Records provided START

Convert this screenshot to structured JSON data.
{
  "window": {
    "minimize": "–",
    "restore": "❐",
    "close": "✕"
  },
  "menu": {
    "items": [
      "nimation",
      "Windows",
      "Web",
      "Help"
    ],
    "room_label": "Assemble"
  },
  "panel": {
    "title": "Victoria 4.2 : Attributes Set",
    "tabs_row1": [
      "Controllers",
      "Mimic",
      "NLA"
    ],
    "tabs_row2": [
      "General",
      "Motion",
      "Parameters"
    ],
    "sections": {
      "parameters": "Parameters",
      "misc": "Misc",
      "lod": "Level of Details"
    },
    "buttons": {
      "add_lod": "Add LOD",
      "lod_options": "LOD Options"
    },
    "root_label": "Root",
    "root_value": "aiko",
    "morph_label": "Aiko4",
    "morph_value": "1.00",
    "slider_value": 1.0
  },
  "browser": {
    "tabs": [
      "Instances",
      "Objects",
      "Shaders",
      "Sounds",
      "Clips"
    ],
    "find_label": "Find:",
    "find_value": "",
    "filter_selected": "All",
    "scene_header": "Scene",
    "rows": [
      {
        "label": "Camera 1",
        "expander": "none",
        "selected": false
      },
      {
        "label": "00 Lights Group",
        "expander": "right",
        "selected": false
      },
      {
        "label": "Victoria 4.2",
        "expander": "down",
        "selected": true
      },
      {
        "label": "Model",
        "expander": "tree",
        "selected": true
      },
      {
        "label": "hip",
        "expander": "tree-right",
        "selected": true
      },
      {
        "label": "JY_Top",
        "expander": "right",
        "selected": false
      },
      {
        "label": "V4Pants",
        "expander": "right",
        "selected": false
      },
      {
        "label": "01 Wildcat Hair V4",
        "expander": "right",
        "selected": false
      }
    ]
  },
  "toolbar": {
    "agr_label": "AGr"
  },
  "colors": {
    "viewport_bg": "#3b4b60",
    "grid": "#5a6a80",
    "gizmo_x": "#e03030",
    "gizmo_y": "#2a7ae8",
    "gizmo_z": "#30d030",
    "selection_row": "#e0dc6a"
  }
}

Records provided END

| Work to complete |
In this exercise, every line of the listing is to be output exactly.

| Written response |
Convert this screenshot to structured JSON data.
{
  "window": {
    "minimize": "–",
    "restore": "❐",
    "close": "✕"
  },
  "menu": {
    "items": [
      "nimation",
      "Windows",
      "Web",
      "Help"
    ],
    "room_label": "Assemble"
  },
  "panel": {
    "title": "Victoria 4.2 : Attributes Set",
    "tabs_row1": [
      "Controllers",
      "Mimic",
      "NLA"
    ],
    "tabs_row2": [
      "General",
      "Motion",
      "Parameters"
    ],
    "sections": {
      "parameters": "Parameters",
      "misc": "Misc",
      "lod": "Level of Details"
    },
    "buttons": {
      "add_lod": "Add LOD",
      "lod_options": "LOD Options"
    },
    "root_label": "Root",
    "root_value": "aiko",
    "morph_label": "Aiko4",
    "morph_value": "1.00",
    "slider_value": 1.0
  },
  "browser": {
    "tabs": [
      "Instances",
      "Objects",
      "Shaders",
      "Sounds",
      "Clips"
    ],
    "find_label": "Find:",
    "find_value": "",
    "filter_selected": "All",
    "scene_header": "Scene",
    "rows": [
      {
        "label": "Camera 1",
        "expander": "none",
        "selected": false
      },
      {
        "label": "00 Lights Group",
        "expander": "right",
        "selected": false
      },
      {
        "label": "Victoria 4.2",
        "expander": "down",
        "selected": true
      },
      {
        "label": "Model",
        "expander": "tree",
        "selected": true
      },
      {
        "label": "hip",
        "expander": "tree-right",
        "selected": true
      },
      {
        "label": "JY_Top",
        "expander": "right",
        "selected": false
      },
      {
        "label": "V4Pants",
        "expander": "right",
        "selected": false
      },
      {
        "label": "01 Wildcat Hair V4",
        "expander": "right",
        "selected": false
      }
    ]
  },
  "toolbar": {
    "agr_label": "AGr"
  },
  "colors": {
    "viewport_bg": "#3b4b60",
    "grid": "#5a6a80",
    "gizmo_x": "#e03030",
    "gizmo_y": "#2a7ae8",
    "gizmo_z": "#30d030",
    "selection_row": "#e0dc6a"
  }
}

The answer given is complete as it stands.